PROVIDENCE — It’s the goal of any team to learn a painful lesson or two and still win early in the season.

That’s not what happened to the Providence College Friars on Friday night.

The youthful Friars were presented with a bucket-full of lessons and will now have eight days to learn from them after blowing a 20-point lead and losing to the Massachusetts Minutemen, 79-78, in front of a stunned crowd of 10,427 at the Dunkin’ Donuts Center.

The list of lessons PC had to swallow in one of the worst home losses in years is long.

For one, you can never take your foot off the pedal. Sparked by Luwane Pipkins (26 points) and 15 second-half points on five 3-pointers from Carl Pierre, UMass outscored the Friars, 47-28, in the final 20 minutes.

After living by the 3 in the first half with nine treys, the Friars watched UMass drain six bombs to spark their second-half comeback.

And, finally, you can never turn the ball over in crunch time. But after two turnovers helped erase a 76-72 lead, the Friars appeared shaken. That opened the door for Pipkins to slice to the basket for a go-ahead layup and 79-78 lead with 10 seconds left.

PC coach Ed Cooley chose not to lose his final timeout — a move he later regretted — and when Alpha Diallo’s heavily contested runner slid off the rim, the Friars walked off the floor with a stunned look.

“We gave a game away today. They earned it, but I’m pretty sure we helped give it to them,” said a peeved Cooley. “Credit them. I’m up here bitching and complaining, but they did a good job to win the game. I’m frustrated because I don’t think I did a good job coaching. I have to do a better job coaching when the situation becomes desperate and we lose momentum.”

Diallo led the Friars with 21 points, seven rebounds and five assists but his six turnovers proved costly. Nate Watson added 14 points but he missed six of his 14 free throws and missed two contested shots in the lane in the final minute with the Friars clinging to a 78-77 lead.

The defeat is only the third (58-3) in Cooley’s eight seasons in a non-conference home game. It also is easily the most important win in UMass coach Matt McCall’s two seasons in Amherst.
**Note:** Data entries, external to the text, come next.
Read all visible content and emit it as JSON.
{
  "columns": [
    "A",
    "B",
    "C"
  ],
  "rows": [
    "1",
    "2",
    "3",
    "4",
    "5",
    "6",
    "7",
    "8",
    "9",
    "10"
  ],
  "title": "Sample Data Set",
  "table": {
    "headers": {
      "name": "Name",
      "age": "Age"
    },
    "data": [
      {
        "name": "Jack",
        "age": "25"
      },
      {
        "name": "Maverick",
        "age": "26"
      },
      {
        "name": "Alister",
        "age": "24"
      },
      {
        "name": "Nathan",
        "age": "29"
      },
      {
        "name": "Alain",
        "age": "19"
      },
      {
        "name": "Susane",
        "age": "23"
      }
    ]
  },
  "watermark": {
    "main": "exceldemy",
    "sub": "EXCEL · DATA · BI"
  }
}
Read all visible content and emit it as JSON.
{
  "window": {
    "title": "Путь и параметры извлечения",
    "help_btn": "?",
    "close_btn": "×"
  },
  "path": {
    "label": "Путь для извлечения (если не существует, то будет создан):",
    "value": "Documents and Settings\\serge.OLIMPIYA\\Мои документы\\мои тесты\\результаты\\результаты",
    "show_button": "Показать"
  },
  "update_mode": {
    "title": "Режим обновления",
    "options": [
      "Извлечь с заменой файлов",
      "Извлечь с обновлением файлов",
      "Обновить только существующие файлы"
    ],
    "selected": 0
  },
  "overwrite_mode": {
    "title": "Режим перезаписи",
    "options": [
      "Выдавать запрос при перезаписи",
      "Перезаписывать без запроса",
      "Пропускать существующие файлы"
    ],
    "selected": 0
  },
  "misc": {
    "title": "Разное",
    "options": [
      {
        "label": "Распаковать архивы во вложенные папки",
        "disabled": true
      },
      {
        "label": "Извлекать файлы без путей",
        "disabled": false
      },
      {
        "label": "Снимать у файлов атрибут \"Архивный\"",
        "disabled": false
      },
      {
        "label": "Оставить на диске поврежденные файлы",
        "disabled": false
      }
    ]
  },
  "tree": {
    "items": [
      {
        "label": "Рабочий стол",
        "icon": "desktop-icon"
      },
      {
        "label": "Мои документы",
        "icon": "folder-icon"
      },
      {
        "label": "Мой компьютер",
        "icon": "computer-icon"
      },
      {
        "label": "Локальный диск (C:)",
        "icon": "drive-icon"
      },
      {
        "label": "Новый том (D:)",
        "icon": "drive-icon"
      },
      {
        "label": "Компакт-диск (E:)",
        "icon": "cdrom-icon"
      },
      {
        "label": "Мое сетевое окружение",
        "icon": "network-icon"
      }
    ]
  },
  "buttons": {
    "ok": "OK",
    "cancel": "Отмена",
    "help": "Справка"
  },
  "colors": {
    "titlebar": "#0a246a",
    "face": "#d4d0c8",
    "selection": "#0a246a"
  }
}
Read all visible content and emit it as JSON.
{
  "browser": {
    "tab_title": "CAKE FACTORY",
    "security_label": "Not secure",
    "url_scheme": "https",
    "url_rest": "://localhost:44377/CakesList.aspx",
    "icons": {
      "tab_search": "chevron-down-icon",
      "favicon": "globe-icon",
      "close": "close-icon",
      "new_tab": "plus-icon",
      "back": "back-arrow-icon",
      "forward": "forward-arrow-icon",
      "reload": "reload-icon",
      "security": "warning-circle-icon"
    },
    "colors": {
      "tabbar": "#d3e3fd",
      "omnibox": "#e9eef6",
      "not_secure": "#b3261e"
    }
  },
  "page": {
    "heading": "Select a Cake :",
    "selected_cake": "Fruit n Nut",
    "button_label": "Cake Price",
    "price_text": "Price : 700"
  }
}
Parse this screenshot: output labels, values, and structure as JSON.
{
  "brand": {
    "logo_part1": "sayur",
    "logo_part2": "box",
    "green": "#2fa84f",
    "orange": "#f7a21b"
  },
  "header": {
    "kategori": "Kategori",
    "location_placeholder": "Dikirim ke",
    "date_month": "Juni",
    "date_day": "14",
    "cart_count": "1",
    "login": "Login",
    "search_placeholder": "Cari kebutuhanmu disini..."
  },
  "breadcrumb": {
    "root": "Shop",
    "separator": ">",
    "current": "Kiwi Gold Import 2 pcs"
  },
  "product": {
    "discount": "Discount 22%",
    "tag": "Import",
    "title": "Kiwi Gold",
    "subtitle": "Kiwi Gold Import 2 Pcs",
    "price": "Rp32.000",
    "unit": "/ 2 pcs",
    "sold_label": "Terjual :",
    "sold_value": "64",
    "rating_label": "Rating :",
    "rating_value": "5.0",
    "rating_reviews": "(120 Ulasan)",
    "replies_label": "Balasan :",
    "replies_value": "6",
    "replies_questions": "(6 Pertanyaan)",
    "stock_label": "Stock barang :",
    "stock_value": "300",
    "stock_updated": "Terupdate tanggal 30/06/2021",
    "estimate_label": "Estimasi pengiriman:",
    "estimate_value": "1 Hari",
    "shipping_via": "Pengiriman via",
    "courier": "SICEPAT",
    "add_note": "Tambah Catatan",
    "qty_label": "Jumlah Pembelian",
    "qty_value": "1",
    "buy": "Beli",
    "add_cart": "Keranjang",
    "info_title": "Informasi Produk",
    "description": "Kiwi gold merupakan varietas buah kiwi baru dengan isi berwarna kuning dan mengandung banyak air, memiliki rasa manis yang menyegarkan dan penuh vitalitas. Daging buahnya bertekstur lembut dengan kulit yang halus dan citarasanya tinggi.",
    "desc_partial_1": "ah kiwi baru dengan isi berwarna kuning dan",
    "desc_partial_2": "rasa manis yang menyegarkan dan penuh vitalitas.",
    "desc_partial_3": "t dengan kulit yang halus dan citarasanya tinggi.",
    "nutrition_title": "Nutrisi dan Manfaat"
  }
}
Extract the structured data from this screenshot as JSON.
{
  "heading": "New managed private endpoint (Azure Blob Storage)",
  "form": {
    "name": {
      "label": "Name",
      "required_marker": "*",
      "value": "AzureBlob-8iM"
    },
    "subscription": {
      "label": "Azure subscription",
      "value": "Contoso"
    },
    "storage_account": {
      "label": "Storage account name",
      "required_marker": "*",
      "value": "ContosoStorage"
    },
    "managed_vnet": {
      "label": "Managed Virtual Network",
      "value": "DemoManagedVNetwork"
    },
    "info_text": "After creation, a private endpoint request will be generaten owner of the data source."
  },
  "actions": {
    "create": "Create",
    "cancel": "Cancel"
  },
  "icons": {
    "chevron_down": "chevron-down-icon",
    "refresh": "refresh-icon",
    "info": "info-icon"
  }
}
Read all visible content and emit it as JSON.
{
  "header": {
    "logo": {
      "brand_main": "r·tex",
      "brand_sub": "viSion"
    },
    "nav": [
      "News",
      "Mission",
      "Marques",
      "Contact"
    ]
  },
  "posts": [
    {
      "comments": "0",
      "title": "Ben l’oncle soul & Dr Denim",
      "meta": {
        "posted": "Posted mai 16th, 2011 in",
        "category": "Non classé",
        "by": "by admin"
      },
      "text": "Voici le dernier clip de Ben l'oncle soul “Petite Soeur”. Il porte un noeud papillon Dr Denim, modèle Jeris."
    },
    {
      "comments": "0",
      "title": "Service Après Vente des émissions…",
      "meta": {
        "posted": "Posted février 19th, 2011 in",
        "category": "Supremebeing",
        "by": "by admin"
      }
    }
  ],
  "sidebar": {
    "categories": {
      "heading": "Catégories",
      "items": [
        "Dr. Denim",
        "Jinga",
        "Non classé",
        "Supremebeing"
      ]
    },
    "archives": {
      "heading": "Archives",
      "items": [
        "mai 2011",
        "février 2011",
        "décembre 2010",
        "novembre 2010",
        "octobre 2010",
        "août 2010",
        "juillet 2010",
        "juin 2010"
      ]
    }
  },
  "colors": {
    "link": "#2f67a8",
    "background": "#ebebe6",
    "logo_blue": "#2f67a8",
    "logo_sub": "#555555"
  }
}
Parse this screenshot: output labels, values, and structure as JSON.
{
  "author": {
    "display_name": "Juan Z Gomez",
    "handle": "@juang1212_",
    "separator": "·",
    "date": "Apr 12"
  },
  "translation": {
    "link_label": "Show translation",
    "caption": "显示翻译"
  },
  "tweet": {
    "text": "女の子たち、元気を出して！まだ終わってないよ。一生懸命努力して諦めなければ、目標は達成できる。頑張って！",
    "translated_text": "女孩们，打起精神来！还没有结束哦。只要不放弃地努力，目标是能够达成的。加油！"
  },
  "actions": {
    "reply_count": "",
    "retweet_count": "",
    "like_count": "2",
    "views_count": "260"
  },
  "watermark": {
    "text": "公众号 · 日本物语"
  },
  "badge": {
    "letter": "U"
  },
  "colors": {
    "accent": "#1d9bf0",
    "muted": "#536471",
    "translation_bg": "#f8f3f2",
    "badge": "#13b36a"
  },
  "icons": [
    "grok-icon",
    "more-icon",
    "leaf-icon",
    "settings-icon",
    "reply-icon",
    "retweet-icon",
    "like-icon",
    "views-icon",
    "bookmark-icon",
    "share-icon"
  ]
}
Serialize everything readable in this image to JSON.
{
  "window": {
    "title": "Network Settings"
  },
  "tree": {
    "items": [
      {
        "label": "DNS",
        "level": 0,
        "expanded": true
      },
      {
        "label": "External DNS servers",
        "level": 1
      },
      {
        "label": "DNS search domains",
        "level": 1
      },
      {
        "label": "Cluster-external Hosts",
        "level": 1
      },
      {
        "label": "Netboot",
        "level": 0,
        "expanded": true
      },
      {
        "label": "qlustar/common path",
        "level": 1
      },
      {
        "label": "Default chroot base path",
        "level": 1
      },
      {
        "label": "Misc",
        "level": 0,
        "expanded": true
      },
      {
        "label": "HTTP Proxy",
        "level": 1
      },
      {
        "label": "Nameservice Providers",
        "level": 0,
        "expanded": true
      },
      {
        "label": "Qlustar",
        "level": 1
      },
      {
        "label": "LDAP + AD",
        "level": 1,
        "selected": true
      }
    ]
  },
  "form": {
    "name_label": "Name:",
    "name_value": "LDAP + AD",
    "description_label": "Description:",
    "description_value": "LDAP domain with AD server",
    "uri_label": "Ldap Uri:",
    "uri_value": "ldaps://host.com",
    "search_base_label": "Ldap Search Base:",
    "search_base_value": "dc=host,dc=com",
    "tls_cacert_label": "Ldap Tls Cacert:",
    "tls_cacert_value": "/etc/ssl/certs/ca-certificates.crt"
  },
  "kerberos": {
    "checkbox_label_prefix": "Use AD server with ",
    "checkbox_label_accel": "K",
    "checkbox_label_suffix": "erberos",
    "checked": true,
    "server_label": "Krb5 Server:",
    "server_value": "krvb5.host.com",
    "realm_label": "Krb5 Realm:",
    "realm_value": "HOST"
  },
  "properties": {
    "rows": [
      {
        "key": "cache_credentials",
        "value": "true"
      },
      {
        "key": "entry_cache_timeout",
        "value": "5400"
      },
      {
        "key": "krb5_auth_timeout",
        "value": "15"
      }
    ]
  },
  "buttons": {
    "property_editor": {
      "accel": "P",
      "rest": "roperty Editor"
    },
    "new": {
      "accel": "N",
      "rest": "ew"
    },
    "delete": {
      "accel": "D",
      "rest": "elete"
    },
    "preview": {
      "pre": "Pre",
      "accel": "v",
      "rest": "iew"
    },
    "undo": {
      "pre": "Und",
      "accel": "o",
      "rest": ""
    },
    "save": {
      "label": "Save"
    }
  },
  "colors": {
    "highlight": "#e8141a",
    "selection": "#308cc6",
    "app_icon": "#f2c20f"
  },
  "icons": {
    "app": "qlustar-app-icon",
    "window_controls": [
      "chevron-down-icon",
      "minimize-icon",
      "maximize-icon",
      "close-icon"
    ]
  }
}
“We talked a lot about toughness and really challenged them,” McCall said about the 50-32 hole his team was in at halftime. “We just had to do things harder. That was the message at the half; we had to play a lot harder. That (second half) was as good of a half of basketball as we’ve played since I’ve been here.”

The Friars enjoyed one of their smoothest offensive halves of the season as they basically did whatever they wanted on the way to those 50 points. PC shot 54 percent, knocked down nine 3-pointers on 14 tries and received 22 points off the bench.

But that easy offensive flow didn’t continue after halftime. While the Friars hit only 36 percent of their shots, the second half was all about defense. After Pipkins scored 19 of his team’s 32 first-half points, he finally found some offensive friends with the game on the line.

Pipkins scored on a few acrobatic drives to keep UMass within shouting range at 59-48, but then Pierre showed up. PC led, 63-48, when the sophomore from Boston caught fire. He drained three straight 3-pointers.

“Nothing but,” Cooley answered when asked if Pierre’s 3-point shooting showed up on the scouting report. “We obviously didn’t do a good job following our scout.”

PC led, 76-70, with 4:28 left but could not close the door. Fall River’s Curtis Cobb (16 points) scored in the lane and Pierre drained yet another 3-pointer to cut the deficit to 76-75. Cobb then gave the Minutemen a 77-76 lead with 2:25 left.

PC regained the lead on a Diallo hoop but, when Watson missed twice inside in the final minute, UMass had the ball with 26 seconds left in a one-point game.

The Minutemen came out of a timeout and Pipkins sliced right to the basket for a layup and go-ahead score with 10 seconds left. PC came up the floor and David Duke got the ball to Diallo. But as he drove to the rim he was met by three UMass players, who forced a contested miss at the buzzer.

“We haven’t lost too many non-conference games in this building,” Cooley said. “That’s what I’m more [upset] at. Our players have to have that chip when we play at home. You can’t lose at home. I’m absolutely [peeved] at myself for that. I think our fans deserved a better coach today.”

kmcnamar@providencejournal.com

On Twitter: @KevinMcNamara33